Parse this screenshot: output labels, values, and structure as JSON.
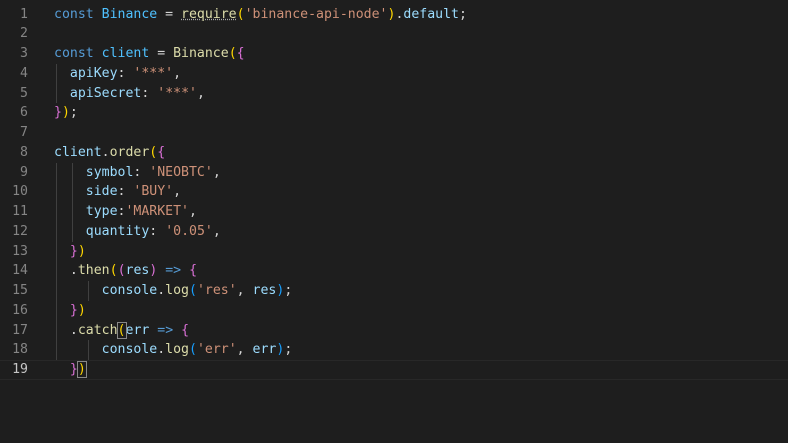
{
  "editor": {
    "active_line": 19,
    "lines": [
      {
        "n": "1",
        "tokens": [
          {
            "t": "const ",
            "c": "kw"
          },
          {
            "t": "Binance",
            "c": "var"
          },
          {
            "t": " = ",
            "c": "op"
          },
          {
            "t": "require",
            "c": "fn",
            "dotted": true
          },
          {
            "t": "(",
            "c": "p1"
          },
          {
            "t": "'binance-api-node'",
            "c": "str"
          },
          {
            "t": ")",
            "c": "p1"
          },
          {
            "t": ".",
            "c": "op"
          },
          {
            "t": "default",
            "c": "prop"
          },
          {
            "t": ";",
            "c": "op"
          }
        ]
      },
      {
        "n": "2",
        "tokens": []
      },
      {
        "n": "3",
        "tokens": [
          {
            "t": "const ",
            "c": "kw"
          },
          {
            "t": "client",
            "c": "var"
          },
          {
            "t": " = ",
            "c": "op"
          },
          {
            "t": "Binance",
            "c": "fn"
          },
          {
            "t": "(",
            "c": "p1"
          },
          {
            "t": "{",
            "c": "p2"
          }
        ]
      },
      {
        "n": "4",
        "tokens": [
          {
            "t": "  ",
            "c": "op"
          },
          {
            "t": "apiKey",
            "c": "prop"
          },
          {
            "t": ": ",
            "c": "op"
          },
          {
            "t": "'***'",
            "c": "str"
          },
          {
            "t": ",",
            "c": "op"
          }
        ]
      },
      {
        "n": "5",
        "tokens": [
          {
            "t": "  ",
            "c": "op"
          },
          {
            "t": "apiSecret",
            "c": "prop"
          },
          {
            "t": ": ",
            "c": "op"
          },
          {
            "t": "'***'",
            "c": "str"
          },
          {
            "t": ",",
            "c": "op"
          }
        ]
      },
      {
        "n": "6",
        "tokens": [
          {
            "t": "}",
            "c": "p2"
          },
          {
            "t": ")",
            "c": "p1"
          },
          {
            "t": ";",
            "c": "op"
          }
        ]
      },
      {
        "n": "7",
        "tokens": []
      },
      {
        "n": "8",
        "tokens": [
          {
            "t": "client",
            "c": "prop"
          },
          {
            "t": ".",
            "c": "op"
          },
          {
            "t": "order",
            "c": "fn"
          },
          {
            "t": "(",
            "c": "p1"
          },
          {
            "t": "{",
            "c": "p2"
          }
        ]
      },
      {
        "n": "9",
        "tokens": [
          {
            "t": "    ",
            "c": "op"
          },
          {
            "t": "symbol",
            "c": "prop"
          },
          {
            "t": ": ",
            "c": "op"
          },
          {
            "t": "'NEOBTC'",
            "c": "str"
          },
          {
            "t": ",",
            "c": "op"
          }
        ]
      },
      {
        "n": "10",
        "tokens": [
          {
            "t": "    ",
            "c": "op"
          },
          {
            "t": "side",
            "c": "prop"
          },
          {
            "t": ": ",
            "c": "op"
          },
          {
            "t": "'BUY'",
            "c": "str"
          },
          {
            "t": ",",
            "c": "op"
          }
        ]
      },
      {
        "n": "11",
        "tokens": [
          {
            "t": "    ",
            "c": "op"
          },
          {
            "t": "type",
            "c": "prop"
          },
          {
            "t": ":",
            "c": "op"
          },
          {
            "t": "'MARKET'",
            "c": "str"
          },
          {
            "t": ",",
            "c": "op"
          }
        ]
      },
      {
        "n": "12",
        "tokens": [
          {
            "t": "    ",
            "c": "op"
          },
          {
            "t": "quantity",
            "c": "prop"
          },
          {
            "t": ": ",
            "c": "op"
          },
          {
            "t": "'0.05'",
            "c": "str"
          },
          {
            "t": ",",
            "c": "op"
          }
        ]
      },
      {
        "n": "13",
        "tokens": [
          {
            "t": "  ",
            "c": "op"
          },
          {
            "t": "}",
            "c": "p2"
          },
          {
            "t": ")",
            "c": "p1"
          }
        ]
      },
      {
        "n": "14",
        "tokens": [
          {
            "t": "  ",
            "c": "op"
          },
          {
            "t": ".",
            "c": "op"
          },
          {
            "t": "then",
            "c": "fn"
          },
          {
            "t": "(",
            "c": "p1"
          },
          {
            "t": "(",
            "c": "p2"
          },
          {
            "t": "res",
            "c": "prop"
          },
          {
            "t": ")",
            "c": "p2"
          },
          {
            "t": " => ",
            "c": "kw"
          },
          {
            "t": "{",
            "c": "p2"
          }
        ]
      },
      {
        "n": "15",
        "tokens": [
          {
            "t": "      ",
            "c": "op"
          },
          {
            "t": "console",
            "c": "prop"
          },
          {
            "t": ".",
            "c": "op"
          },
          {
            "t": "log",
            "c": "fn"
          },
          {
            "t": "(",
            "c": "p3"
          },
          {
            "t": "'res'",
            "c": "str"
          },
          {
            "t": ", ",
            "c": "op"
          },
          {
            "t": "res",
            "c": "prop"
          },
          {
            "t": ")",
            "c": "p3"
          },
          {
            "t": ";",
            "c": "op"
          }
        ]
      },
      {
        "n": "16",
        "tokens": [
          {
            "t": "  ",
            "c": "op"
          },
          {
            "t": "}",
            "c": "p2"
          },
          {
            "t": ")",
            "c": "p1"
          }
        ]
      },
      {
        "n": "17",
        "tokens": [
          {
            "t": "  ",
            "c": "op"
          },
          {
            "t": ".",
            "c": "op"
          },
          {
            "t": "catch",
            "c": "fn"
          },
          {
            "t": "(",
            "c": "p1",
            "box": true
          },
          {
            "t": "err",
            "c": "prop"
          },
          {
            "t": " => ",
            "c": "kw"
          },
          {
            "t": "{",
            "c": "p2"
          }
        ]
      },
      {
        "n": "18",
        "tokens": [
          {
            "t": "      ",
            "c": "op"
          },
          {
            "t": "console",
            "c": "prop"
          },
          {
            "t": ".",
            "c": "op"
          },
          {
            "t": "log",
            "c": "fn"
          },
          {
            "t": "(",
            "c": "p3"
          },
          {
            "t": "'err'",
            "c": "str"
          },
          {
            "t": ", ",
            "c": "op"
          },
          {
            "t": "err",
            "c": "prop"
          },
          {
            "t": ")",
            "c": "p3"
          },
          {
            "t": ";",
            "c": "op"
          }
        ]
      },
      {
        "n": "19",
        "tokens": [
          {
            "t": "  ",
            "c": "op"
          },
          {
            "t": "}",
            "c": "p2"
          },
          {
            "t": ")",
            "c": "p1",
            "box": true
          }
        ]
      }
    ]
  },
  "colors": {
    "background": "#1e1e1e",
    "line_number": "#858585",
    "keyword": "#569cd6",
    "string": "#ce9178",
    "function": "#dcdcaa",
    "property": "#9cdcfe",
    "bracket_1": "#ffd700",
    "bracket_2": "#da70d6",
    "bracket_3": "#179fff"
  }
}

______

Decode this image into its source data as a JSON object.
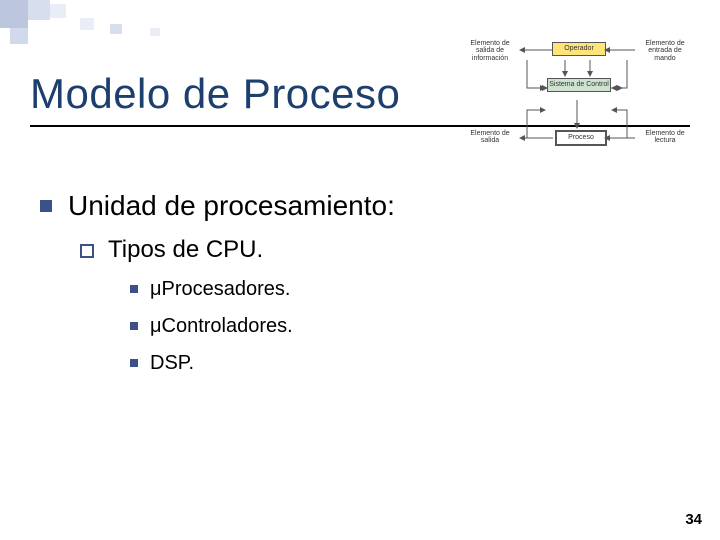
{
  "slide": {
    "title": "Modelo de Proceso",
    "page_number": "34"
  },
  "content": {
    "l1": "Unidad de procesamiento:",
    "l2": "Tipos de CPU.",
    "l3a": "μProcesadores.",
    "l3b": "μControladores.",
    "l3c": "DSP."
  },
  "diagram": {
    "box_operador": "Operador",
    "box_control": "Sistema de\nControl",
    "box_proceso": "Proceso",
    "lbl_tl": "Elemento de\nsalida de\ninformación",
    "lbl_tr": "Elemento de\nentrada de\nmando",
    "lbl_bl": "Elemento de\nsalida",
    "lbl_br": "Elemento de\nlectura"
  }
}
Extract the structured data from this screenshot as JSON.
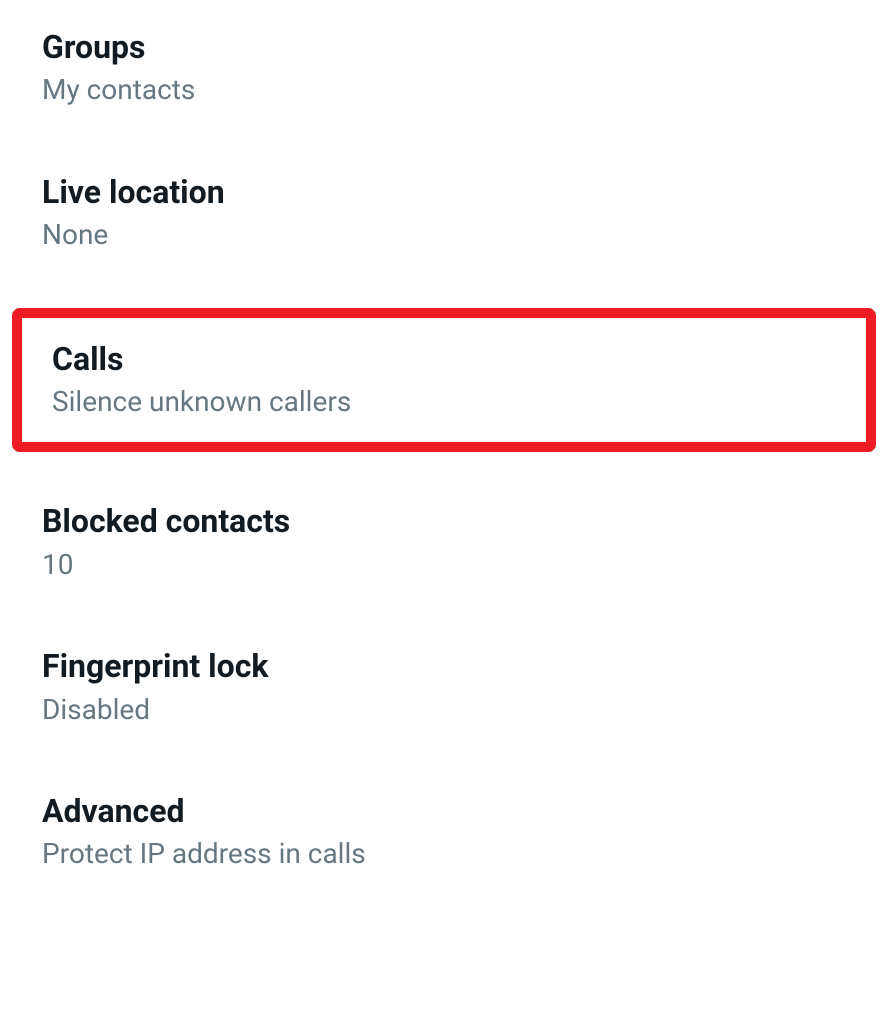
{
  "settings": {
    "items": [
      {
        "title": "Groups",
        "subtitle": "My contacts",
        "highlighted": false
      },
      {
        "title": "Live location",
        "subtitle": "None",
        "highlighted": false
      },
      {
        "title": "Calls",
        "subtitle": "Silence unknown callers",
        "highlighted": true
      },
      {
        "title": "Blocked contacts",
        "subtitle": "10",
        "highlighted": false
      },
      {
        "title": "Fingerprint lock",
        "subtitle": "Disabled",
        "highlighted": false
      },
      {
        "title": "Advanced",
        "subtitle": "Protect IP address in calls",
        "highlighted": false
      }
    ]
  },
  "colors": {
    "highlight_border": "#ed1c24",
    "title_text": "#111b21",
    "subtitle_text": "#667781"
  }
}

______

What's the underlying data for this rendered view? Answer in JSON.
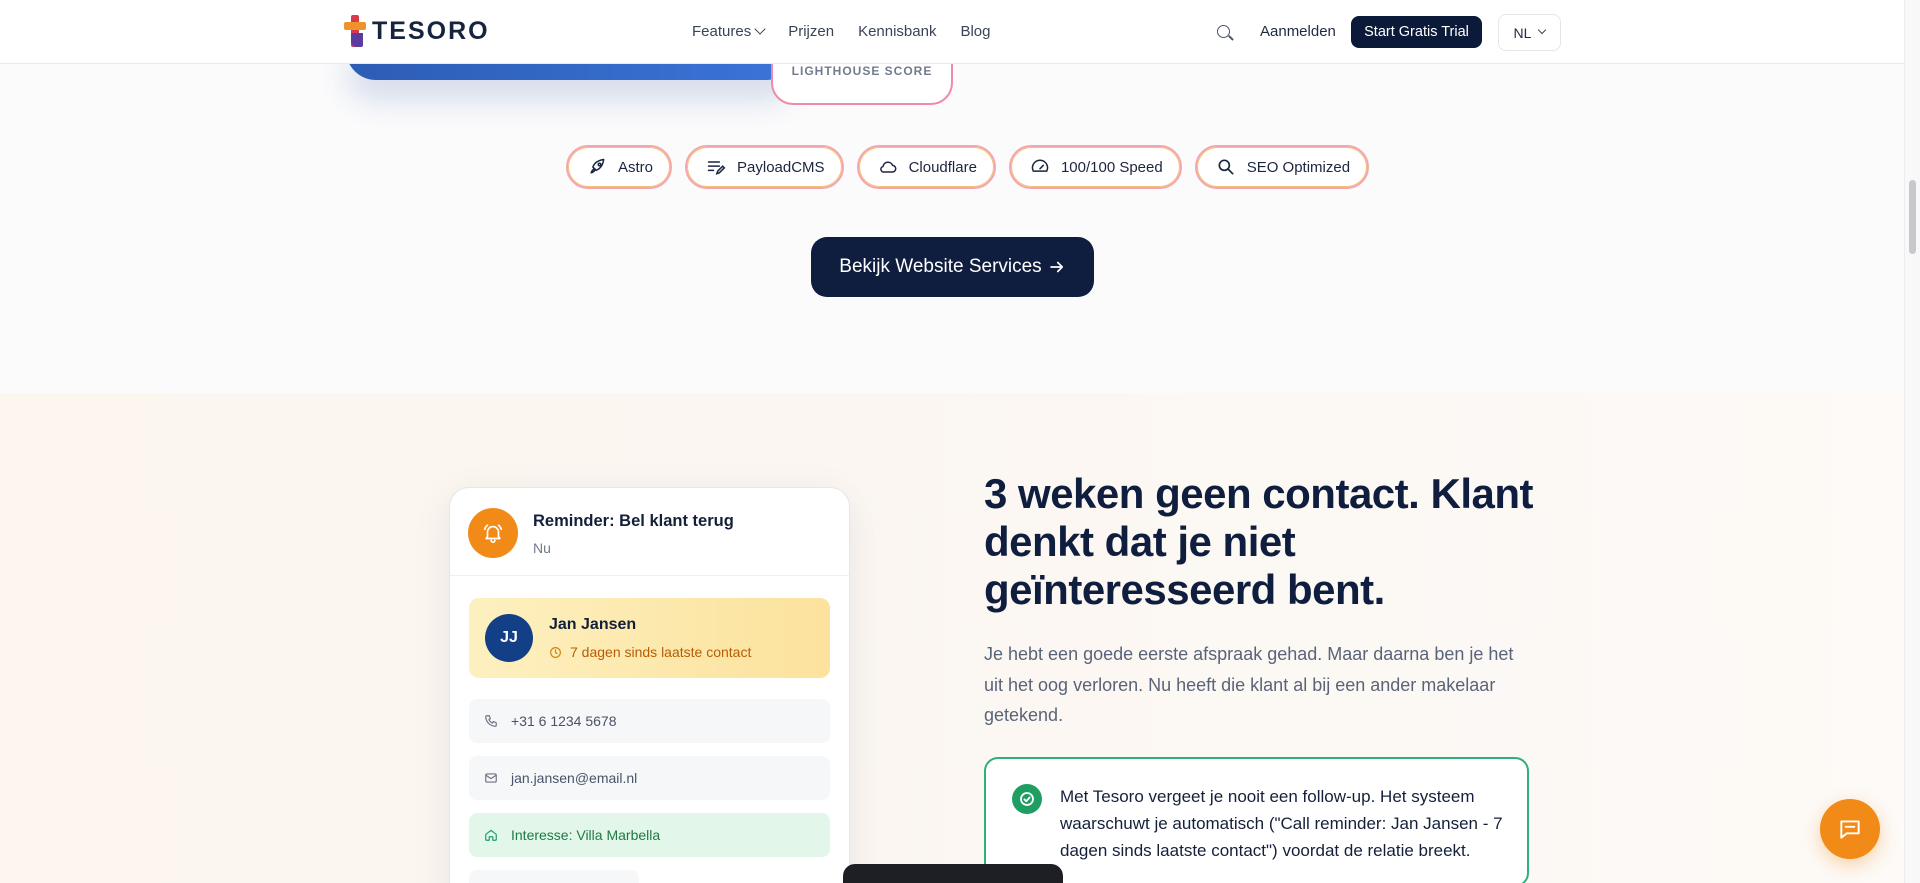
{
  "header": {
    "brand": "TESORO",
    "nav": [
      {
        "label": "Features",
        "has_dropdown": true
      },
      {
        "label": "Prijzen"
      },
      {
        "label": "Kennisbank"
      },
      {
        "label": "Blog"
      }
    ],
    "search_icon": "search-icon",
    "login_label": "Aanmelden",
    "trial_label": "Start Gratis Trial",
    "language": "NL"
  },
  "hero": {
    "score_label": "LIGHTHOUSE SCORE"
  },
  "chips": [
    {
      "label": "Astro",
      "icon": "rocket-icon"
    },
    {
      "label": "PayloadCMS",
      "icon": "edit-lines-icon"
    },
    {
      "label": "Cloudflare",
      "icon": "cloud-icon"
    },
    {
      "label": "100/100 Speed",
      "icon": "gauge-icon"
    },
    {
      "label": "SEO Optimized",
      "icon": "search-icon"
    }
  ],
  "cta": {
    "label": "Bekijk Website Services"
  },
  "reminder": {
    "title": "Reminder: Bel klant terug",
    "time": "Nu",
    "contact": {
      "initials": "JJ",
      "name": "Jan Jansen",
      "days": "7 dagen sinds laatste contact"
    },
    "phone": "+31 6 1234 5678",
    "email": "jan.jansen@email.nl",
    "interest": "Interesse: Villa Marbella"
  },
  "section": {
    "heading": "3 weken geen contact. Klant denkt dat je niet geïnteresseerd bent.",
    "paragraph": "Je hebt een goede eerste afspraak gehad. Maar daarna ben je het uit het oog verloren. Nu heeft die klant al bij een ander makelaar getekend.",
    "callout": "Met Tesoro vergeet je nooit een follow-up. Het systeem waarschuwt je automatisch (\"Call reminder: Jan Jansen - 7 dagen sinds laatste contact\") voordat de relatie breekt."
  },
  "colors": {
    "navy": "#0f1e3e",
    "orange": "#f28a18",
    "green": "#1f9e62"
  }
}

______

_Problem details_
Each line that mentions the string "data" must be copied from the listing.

_Result of the task_
Decode this image into its source data as a JSON object.
Extract the structured data from this screenshot as JSON.
What's the underlying data for this rendered view? Answer in JSON.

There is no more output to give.